When we created the Virtual Network, we also created a Subnet for it as well. Click on the Subnet menu item and from the Choose Subnet blade select the Subnet we created earlier.
Next we need to create a Public IP address for the Virtual Machine. A Public IP address is needed to access the VM from the public internet. To create one, click on the Public IP Address menu item and from the Choose Public IP address blade click on Create New button to Create a new Public IP address. A blade will pop up where you need to add a name for the IP address and assign either Dynamic or Static IP address. A dynamic IP address will change each time you de-allocate and start the VM back on. But a static IP address will not change. But to assign a Static IP address you need to pay for it. For this demo, we will select Dynamic IP address. Click Ok to create the Public IP address.
Next we need to select the Network Security Group we created prior to creating the VM. The Network Security Group (NSG) acts as the software Firewall for the Virtual Network we created. Click on the Network Security Group menu item and select the NSG we created earlier.
We can ignore installing VM extensions for now. Next we need to select the Availability Set for enabling High Availability. In the High Availability section click on the Availability Set menu item and select the Availability Group we created earlier from the Change Availability Set blade.

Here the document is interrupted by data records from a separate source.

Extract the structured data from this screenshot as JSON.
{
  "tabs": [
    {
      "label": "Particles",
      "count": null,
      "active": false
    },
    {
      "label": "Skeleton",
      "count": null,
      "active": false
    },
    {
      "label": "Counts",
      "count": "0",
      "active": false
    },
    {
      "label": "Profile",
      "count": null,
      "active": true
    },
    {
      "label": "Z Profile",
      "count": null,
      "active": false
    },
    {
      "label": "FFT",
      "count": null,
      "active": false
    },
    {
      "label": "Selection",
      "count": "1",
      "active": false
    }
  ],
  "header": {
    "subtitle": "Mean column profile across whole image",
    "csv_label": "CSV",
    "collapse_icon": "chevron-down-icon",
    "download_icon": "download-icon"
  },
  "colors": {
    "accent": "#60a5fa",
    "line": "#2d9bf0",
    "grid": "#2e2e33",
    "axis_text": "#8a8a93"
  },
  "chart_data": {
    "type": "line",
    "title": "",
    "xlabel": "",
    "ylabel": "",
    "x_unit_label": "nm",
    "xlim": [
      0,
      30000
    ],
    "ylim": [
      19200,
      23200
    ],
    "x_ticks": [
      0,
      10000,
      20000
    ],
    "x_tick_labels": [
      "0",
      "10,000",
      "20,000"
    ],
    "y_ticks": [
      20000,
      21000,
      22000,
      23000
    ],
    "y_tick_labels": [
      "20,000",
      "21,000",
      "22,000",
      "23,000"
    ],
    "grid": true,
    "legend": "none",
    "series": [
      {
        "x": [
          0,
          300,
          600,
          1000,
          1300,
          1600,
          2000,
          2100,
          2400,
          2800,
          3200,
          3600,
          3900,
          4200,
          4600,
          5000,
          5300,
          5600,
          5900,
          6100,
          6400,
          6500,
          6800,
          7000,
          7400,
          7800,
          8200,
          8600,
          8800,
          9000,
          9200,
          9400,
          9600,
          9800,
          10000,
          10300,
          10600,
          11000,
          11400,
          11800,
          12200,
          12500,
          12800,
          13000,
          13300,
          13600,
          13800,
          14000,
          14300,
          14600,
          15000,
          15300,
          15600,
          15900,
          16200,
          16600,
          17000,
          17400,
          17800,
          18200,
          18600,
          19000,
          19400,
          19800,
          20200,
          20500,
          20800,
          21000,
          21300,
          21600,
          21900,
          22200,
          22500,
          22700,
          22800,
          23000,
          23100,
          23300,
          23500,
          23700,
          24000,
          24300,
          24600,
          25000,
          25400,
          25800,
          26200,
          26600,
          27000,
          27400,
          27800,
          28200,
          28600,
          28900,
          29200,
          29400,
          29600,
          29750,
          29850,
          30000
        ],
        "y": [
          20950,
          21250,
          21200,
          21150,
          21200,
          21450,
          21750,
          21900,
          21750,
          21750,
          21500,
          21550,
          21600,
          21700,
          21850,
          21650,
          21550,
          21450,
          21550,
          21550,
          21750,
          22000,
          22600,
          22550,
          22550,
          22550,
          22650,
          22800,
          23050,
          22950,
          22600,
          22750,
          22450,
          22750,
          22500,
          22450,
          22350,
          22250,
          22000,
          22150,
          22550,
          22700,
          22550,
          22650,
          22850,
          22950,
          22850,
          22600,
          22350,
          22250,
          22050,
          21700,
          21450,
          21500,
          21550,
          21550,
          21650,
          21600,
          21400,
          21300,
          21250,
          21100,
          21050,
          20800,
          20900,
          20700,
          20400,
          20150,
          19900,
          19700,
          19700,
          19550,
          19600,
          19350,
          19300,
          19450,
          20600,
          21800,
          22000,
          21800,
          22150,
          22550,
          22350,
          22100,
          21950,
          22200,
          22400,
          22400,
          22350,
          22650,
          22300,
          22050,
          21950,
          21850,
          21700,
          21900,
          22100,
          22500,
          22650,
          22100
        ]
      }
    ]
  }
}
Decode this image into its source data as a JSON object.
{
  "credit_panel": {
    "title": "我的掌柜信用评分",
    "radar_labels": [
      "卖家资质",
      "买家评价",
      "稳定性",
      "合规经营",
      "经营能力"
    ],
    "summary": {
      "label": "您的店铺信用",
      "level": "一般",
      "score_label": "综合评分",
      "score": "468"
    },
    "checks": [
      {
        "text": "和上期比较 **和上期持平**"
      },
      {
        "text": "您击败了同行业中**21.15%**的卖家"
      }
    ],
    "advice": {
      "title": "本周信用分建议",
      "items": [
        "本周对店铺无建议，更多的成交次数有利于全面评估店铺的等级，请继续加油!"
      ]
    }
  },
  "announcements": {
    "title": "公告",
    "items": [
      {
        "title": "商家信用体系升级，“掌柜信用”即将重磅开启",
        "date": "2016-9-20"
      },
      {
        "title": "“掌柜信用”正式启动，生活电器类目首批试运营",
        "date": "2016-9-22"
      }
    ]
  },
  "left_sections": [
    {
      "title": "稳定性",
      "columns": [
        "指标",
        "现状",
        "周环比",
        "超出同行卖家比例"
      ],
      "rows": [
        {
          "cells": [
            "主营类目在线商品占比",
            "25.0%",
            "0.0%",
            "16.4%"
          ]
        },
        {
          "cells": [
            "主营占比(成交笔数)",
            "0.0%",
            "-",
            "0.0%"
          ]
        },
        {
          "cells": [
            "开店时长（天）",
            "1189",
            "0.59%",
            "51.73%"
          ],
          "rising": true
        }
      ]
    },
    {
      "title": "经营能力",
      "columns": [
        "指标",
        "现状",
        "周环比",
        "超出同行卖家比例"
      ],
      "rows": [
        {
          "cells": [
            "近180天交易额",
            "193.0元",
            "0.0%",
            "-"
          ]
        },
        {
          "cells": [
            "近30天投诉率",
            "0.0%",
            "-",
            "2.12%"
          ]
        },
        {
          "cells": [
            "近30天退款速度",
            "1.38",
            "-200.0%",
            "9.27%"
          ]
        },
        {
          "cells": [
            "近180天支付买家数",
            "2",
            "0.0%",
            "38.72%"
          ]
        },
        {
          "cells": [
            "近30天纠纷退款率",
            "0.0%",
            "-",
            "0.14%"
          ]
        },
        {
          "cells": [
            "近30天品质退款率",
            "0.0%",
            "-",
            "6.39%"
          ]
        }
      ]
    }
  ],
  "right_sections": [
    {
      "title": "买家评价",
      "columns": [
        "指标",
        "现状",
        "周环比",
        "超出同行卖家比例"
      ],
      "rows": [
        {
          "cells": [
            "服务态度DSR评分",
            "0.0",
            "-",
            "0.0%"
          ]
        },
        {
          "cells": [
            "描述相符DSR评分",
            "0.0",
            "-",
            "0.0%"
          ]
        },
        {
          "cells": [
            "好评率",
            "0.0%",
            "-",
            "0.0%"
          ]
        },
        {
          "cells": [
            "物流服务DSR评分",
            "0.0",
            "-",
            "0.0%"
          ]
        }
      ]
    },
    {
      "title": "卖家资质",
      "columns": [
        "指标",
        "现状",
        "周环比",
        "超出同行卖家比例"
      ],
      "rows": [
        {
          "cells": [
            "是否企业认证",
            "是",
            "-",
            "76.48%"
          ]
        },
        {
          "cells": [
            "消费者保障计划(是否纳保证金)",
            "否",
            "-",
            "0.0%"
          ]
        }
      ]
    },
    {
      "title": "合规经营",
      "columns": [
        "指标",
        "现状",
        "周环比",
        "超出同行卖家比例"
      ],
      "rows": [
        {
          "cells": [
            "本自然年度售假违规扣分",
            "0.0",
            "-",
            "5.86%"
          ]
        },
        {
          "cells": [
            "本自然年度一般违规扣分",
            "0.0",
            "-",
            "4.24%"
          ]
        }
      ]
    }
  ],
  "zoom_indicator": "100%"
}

Finally, in the Monitoring section, we can enable Boot Diagnostics and Guest OS Diagnostics. It’s a best practice to enable diagnostics in order to troubleshoot issues with the VM. However, when you enable diagnostics, you need to provide a Storage Account to store the diagnostic data. Normally we create a separate Storage Account to store the diagnostic data. But for this example, we will select the existing Storage Account we created. Finally, click ok to finish up configuring the Settings for the VM
Now a Summary blade will come up with validating the configuration for the VM. Here you can Click OK to deploy the VM and/or you can also download the Azure Resource Manager (ARM) templates and parameter files to deploy these resources as well. This is helpful when you need to create multiple Virtual Machines. You can simply change the parameters on the parameter file and deploy a whole new Virtual Machine. We will talk about Azure Resource Manager (ARM) templates in a separate article. Now click OK to create the VM.
It will take a few minutes to create the VM and start it up. After few moments, the new VM should appear in the Virtual Machine Blade.
If you navigate to the Resource Group that we created. You can see all the resources we crated for the Virtual Machine are grouped in to the Resource Group for easy management.
This has been a fairly long article about creating Highly Available Virtual Machines on Azure and the concepts and resource behind it. I wanted to give a step by step overview about creating each of the resources need for the Virtual Machine and the best practices when creating the resources. To make it truly highly available, having only one Virtual Machine is not enough. We need to have at least 2 or more VM for this and use a Traffic Manager to direct traffic for these Virtual Machines, but this is an overview of how to create VMs for this process. Hope you get a good understanding about creating Highly Available Virtual Machines on Azure. Until next time, C ya 🙂